Despite only forming in early 2020, Yard Act have already gained a loyal following through with their tongue-in-cheek and sometimes scathing observations on today’s society. Now, they’re set to release debut album ‘The Overload’ with frontman James Smith saying: ‘I just hope it makes people laugh at the peculiarities of human nature. The world feels very heavy at the moment; it has done for a while, and when bad things happen, the weight of the world makes you panic, you want to change everything like flipping a switch. But that’s not how it works. All you can do is plant seeds. I don’t think good and bad really exists, and I don’t think you can change people’s minds any other way. So that’s what I hope, but I also just hope people can just enjoy it. And I hope it lasts. I hope people like the detail – I think we can learn a lot about each other through an observational smirk.’
Opening with the title track’s fusion of angular guitars and recollections of children ‘sucking each other off’ and indulging in ‘designer bongs’, you instantly understand the kind of place James is painting a picture of – it’s modern life and some of it may well be rubbish. He also regales some of the advice bands get from well-meaning landlords in working men’s clubs: ‘Don’t get political’. The dark humour continues throughout the album, but especially so on ‘Dead Horse’ as James laments a country ‘full of cunts’ and asks ‘What becomes of the inhabitants of this once unstoppable isle when all of it’s exports are no longer in style?’ He answers his own question by imagining ‘All that’s left is knobheads morris dancing to Sham 69’. This then moves onto criticism of the lack of respect and support given to the nation’s last great hope – good music. Long-time Spectral Nights fave Ryan Needham’s woozy bass line drives ‘Rich’ forward as James takes on the mantle of someone who fell into money and decided to take tips from our government on how this means you should act: ‘Almost by accident, I have become rich’; ‘I fucking love being rich’; ‘It appears I have no shame’; ‘I’ve done some terrible things because I’m rich’.

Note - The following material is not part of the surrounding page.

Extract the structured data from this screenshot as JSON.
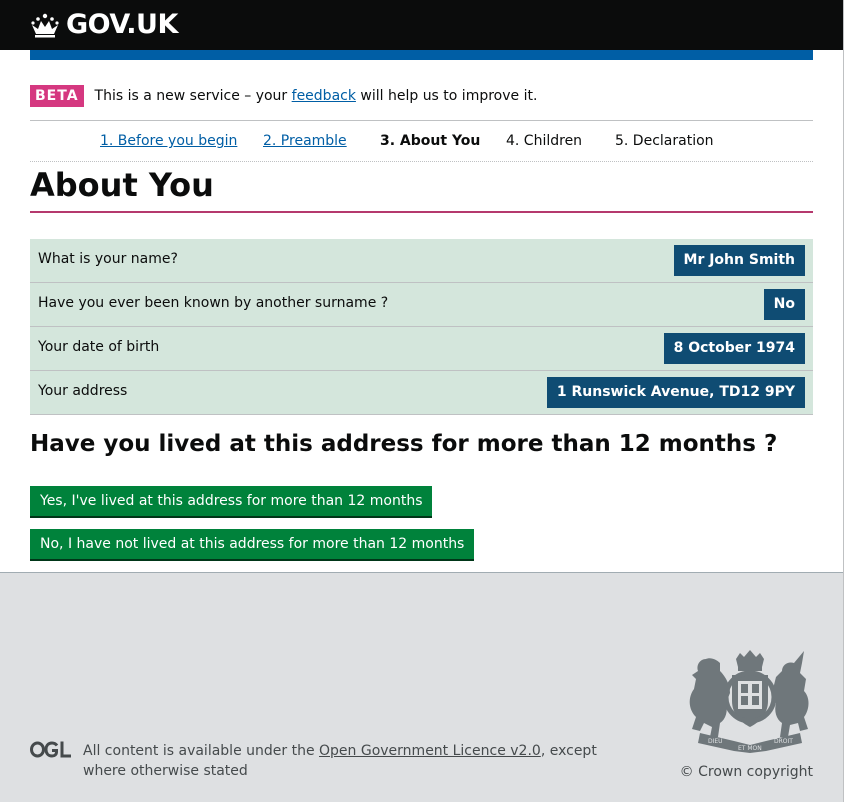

‘The Incident’ also finds James taking on a character – one of the features of this album – who may well be a hedge fund manager. He’s full of praise for himself for everything he’s done and how he’ll do anything to stay relevant – but never at his own expense. ‘Witness (Can I Get a?)’ moves into more of a Buzzcocks sound with melodic hooks and rhetorical questions, while ‘Quarantine the Sticks’ continues in this fuzz-laden direction with hints of The Fall or Art Brut: ‘Do you really think I’d give away all my tricks because you clicked your fingers twice?’ While most of the songs on the album are between two and three minutes long, ‘Tall Poppies’ clocks in at over six minutes and finds James recalling the most popular boy in his school – the one who was a hit with all the girls and the best at football, getting a trial at Crewe Alexandra – and his life: ‘He could smoke 10 a day and still run faster than that whippet that could lap the race track rabbit’. He talks about how he never left the village, despite all these opportunities, and instead settled for life as an estate agent as gentrification took hold. He then heartbreakingly reveals how his life crumbled apart after putting his mum in a phone and being made redundant twice with repeated warnings of ‘Get yourself checked’ and a wistful ‘He wasn’t perfect but he was my friend. He was one of us’.

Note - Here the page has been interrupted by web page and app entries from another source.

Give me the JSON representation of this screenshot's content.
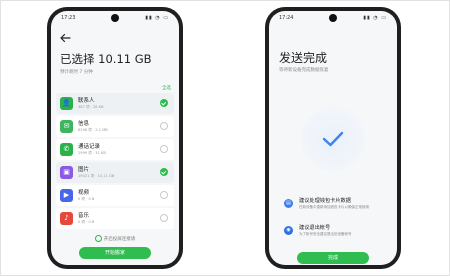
{
  "left_phone": {
    "status_time": "17:23",
    "status_icons": "▮▮ ◔ ▭",
    "title": "已选择 10.11 GB",
    "subtitle": "预计耗时 7 分钟",
    "select_all": "全选",
    "items": [
      {
        "name": "联系人",
        "meta": "387 项 · 28 KB",
        "icon": "contacts-icon",
        "icon_glyph": "👤",
        "color": "#2bb14a",
        "selected": true
      },
      {
        "name": "信息",
        "meta": "8298 项 · 2.1 MB",
        "icon": "message-icon",
        "icon_glyph": "✉",
        "color": "#3fb560",
        "selected": false
      },
      {
        "name": "通话记录",
        "meta": "2999 项 · 31 KB",
        "icon": "phone-icon",
        "icon_glyph": "✆",
        "color": "#2bb14a",
        "selected": false
      },
      {
        "name": "图片",
        "meta": "19021 项 · 10.11 GB",
        "icon": "photos-icon",
        "icon_glyph": "▣",
        "color": "#8c58e4",
        "selected": true
      },
      {
        "name": "视频",
        "meta": "0 项 · 0 B",
        "icon": "video-icon",
        "icon_glyph": "▶",
        "color": "#4a66e8",
        "selected": false
      },
      {
        "name": "音乐",
        "meta": "0 项 · 0 B",
        "icon": "music-icon",
        "icon_glyph": "♪",
        "color": "#e6483b",
        "selected": false
      }
    ],
    "wifi_hint": "开启投屏连接请",
    "start_button": "开始搬家"
  },
  "right_phone": {
    "status_time": "17:24",
    "status_icons": "▮▮ ◔ ▭",
    "title": "发送完成",
    "subtitle": "等待新设备完成数据恢复",
    "tips": [
      {
        "title": "建议处理钱包卡片数据",
        "desc": "在新设备中重新添加钱包卡片以确保正常使用",
        "icon": "wallet-icon",
        "icon_glyph": "▤"
      },
      {
        "title": "建议退出帐号",
        "desc": "为了帐号安全建议退出旧设备帐号",
        "icon": "account-icon",
        "icon_glyph": "◉"
      }
    ],
    "done_button": "完成"
  },
  "colors": {
    "accent_green": "#2fbd4f",
    "accent_blue": "#3d7ff0"
  }
}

While the penultimate ‘Pour Another’ heads into a new wave-meets-post punk direction with talk of how bleakness blights everything, the final ‘100% Endurance’ continues with the humorous yet emotional approach. Starting with wondering exactly what happened – ‘Who’s sofa is this? Where are my shoes? What did I do last night? I can’t remember leaving Nathan’s house. Oh yeah, how could I forget when my pants were soaking wet when we’d been pissing ourselves laughing at the news’ – it then goes on to ponder the point of mortality and why we’re all here. However, James soon shakes this off and realises that when we go, there’s opportunities for others: ‘Death is coming for us all but not today. Today, give it all of what you’ve got’; ‘It’s all so pointless and when you’re gone, it makes me stronger knowing that this will all carry on with someone else, something new. It’s not like it’s gonna be nothing, is it?’
Yard Act’s debut album is one that is huge on laughs but also emotions, with so many wry observations succinctly summing up where we are today.